A commonly adopted approach within structural model updating is to estimate a set of model parameters by solving an inverse problem, in which some norm of the discrepancy between target features from the physical system and the corresponding predictions from the model is minimized. In this regard, the inverse problem will often be ill-posed, because the target features are insufficient for providing a unique realization in the model space manifold. One way of resolving this issue is to test the physical system in closed loop with different gains that each yield an eigenstructure from which target features can be extracted. The practical overhead associated with this procedure---which thus far has hindered applicability---can, in principle, be avoided through a virtual implementation where the closed-loop eigenstructures are realized through signal processing of the open-loop transfer functions. The virtual implementation also eliminates the closed-loop stability constraints and allows computation of several closed-loop eigenstructures based on a single open-loop realization. While numerical studies have suggested feasibility of the virtual implementation for closed-loop model updating, no experimental verification has yet been conducted. Therefore, the focus in the present paper is to achieve this through laboratory tests with a steel frame structure, which is instrumented with a feedback system to allow for comparable physical closed-loop testing results.

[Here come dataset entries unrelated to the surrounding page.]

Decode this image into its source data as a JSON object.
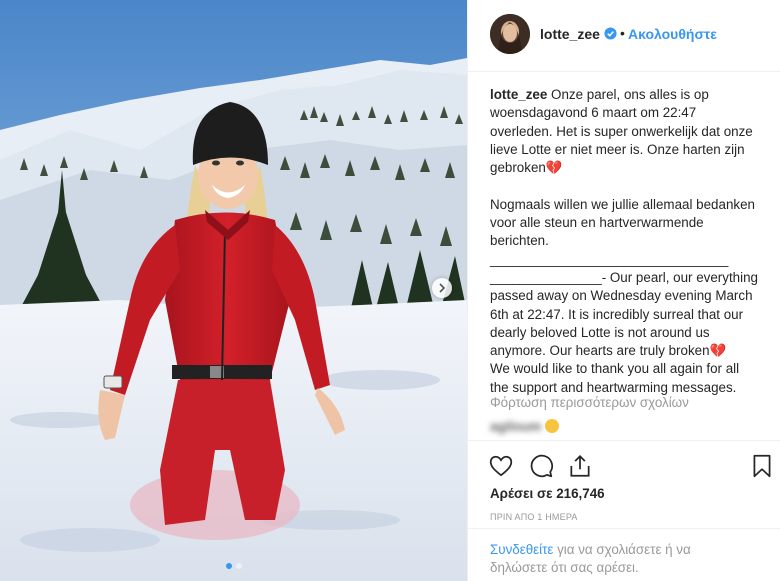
{
  "post": {
    "username": "lotte_zee",
    "follow_label": "Ακολουθήστε",
    "dot": "•",
    "caption_user": "lotte_zee",
    "caption_text": " Onze parel, ons alles is op woensdagavond 6 maart om 22:47 overleden. Het is super onwerkelijk dat onze lieve Lotte er niet meer is. Onze harten zijn gebroken",
    "heart_emoji": "💔",
    "caption_p2": "\n\nNogmaals willen we jullie allemaal bedanken voor alle steun en hartverwarmende berichten.\n________________________________\n_______________- Our pearl, our everything passed away on Wednesday evening March 6th at 22:47. It is incredibly surreal that our dearly beloved Lotte is not around us anymore. Our hearts are truly broken",
    "caption_p3": "\nWe would like to thank you all again for all the support and heartwarming messages.",
    "load_more": "Φόρτωση περισσότερων σχολίων",
    "blurred_comment_user": "agiloum",
    "likes": "Αρέσει σε 216,746",
    "time": "ΠΡΙΝ ΑΠΟ 1 ΗΜΕΡΑ",
    "login_link": "Συνδεθείτε",
    "login_rest": " για να σχολιάσετε ή να δηλώσετε ότι σας αρέσει."
  },
  "icons": {
    "verified": "verified-badge-icon",
    "like": "heart-icon",
    "comment": "comment-icon",
    "share": "share-icon",
    "save": "bookmark-icon",
    "next": "chevron-right-icon"
  },
  "colors": {
    "accent": "#3897f0",
    "suit": "#d3202a",
    "secondary_text": "#999999"
  },
  "carousel": {
    "total": 2,
    "active": 1
  }
}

|Status||Udgivet - 2020|
|Begivenhed||EURODYN 2020: XI International Conference on Structural Dynamics - Greece, Athens, Grækenland|
Varighed: 22 jun. 2020 → 24 jun. 2020
|Konference||EURODYN 2020: XI International Conference on Structural Dynamics|
|Periode||22/06/2020 → 24/06/2020|